Start of INPUT DATA

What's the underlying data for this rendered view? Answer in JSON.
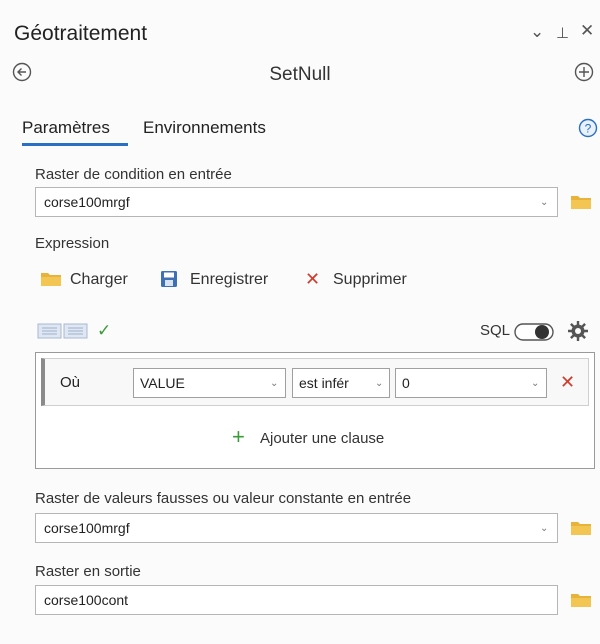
{
  "panel": {
    "title": "Géotraitement"
  },
  "tool": {
    "title": "SetNull"
  },
  "tabs": [
    {
      "label": "Paramètres"
    },
    {
      "label": "Environnements"
    }
  ],
  "params": {
    "cond_label": "Raster de condition en entrée",
    "cond_value": "corse100mrgf",
    "expr_label": "Expression",
    "false_label": "Raster de valeurs fausses ou valeur constante en entrée",
    "false_value": "corse100mrgf",
    "out_label": "Raster en sortie",
    "out_value": "corse100cont"
  },
  "expr_actions": {
    "load": "Charger",
    "save": "Enregistrer",
    "delete": "Supprimer"
  },
  "sql": {
    "label": "SQL"
  },
  "clause": {
    "where": "Où",
    "field": "VALUE",
    "operator": "est infér",
    "value": "0"
  },
  "add_clause": "Ajouter une clause",
  "colors": {
    "accent": "#2a6fc4",
    "folder": "#e8b33a",
    "delete": "#d23b2b",
    "check": "#3a9b3a"
  },
  "icons": [
    "chevron-down-icon",
    "pin-icon",
    "close-icon",
    "back-icon",
    "add-icon",
    "help-icon",
    "folder-icon",
    "save-icon",
    "delete-icon",
    "check-icon",
    "gear-icon",
    "toggle-icon",
    "plus-icon"
  ]
}
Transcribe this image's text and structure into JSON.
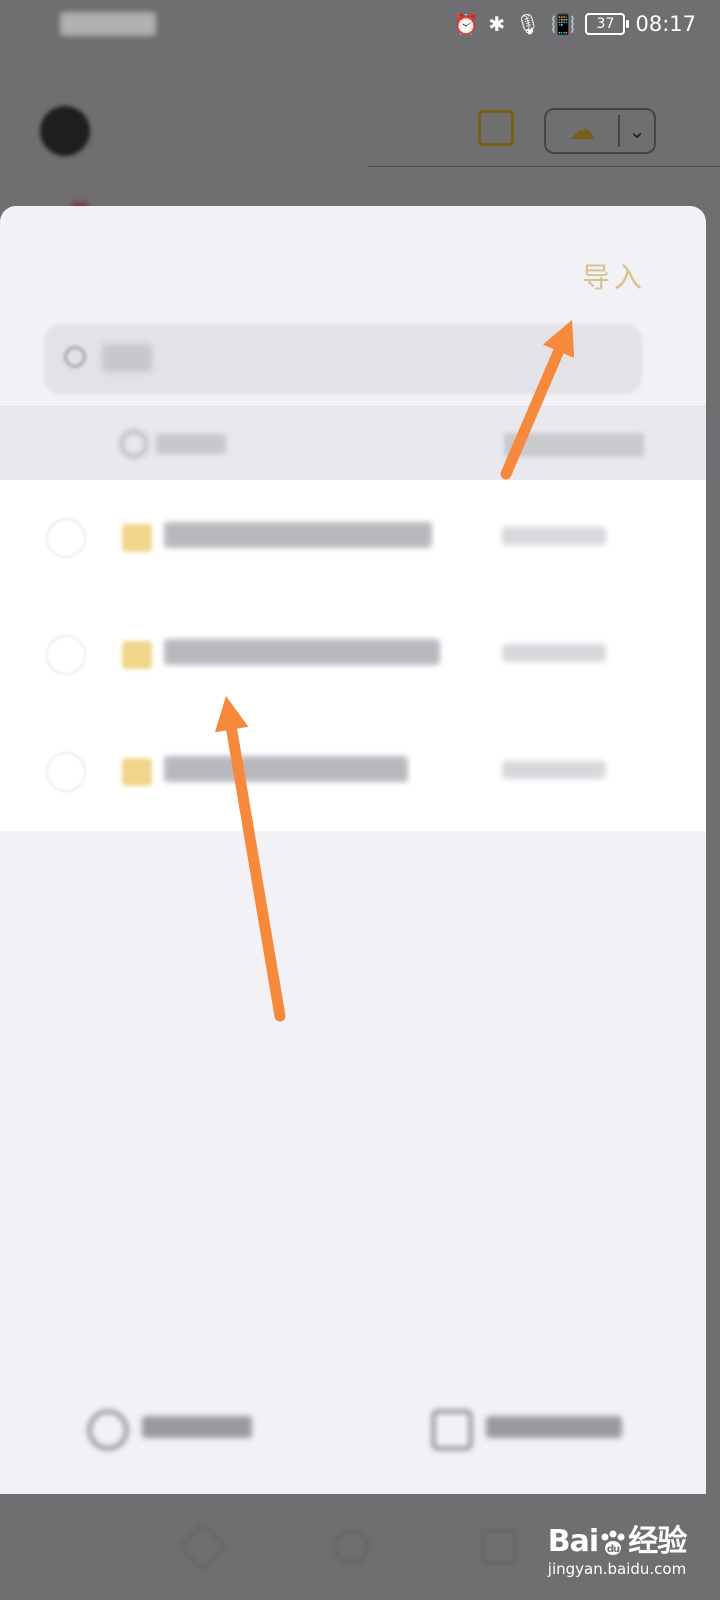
{
  "status_bar": {
    "battery": "37",
    "time": "08:17",
    "icons": [
      "alarm-icon",
      "bluetooth-icon",
      "microphone-icon",
      "vibrate-icon",
      "battery-icon"
    ]
  },
  "app_header": {
    "sort_options": [
      "",
      "",
      "名称"
    ],
    "sort_selected": "名称",
    "accent_color": "#7a5d16"
  },
  "sheet": {
    "import_label": "导入",
    "accent_color": "#d8c289",
    "file_icon_color": "#f0d68a"
  },
  "watermark": {
    "brand": "Bai",
    "brand_suffix": "经验",
    "url": "jingyan.baidu.com"
  },
  "annotation": {
    "arrow_color": "#f6893b"
  }
}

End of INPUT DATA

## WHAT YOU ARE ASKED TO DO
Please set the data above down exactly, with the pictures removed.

## SOLUTION
What's the underlying data for this rendered view? Answer in JSON.
{
  "panel": {
    "title": "Géotraitement"
  },
  "tool": {
    "title": "SetNull"
  },
  "tabs": [
    {
      "label": "Paramètres"
    },
    {
      "label": "Environnements"
    }
  ],
  "params": {
    "cond_label": "Raster de condition en entrée",
    "cond_value": "corse100mrgf",
    "expr_label": "Expression",
    "false_label": "Raster de valeurs fausses ou valeur constante en entrée",
    "false_value": "corse100mrgf",
    "out_label": "Raster en sortie",
    "out_value": "corse100cont"
  },
  "expr_actions": {
    "load": "Charger",
    "save": "Enregistrer",
    "delete": "Supprimer"
  },
  "sql": {
    "label": "SQL"
  },
  "clause": {
    "where": "Où",
    "field": "VALUE",
    "operator": "est infér",
    "value": "0"
  },
  "add_clause": "Ajouter une clause",
  "colors": {
    "accent": "#2a6fc4",
    "folder": "#e8b33a",
    "delete": "#d23b2b",
    "check": "#3a9b3a"
  },
  "icons": [
    "chevron-down-icon",
    "pin-icon",
    "close-icon",
    "back-icon",
    "add-icon",
    "help-icon",
    "folder-icon",
    "save-icon",
    "delete-icon",
    "check-icon",
    "gear-icon",
    "toggle-icon",
    "plus-icon"
  ]
}
Transcribe this image's text and structure into JSON.
{
  "status_bar": {
    "battery": "37",
    "time": "08:17",
    "icons": [
      "alarm-icon",
      "bluetooth-icon",
      "microphone-icon",
      "vibrate-icon",
      "battery-icon"
    ]
  },
  "app_header": {
    "sort_options": [
      "",
      "",
      "名称"
    ],
    "sort_selected": "名称",
    "accent_color": "#7a5d16"
  },
  "sheet": {
    "import_label": "导入",
    "accent_color": "#d8c289",
    "file_icon_color": "#f0d68a"
  },
  "watermark": {
    "brand": "Bai",
    "brand_suffix": "经验",
    "url": "jingyan.baidu.com"
  },
  "annotation": {
    "arrow_color": "#f6893b"
  }
}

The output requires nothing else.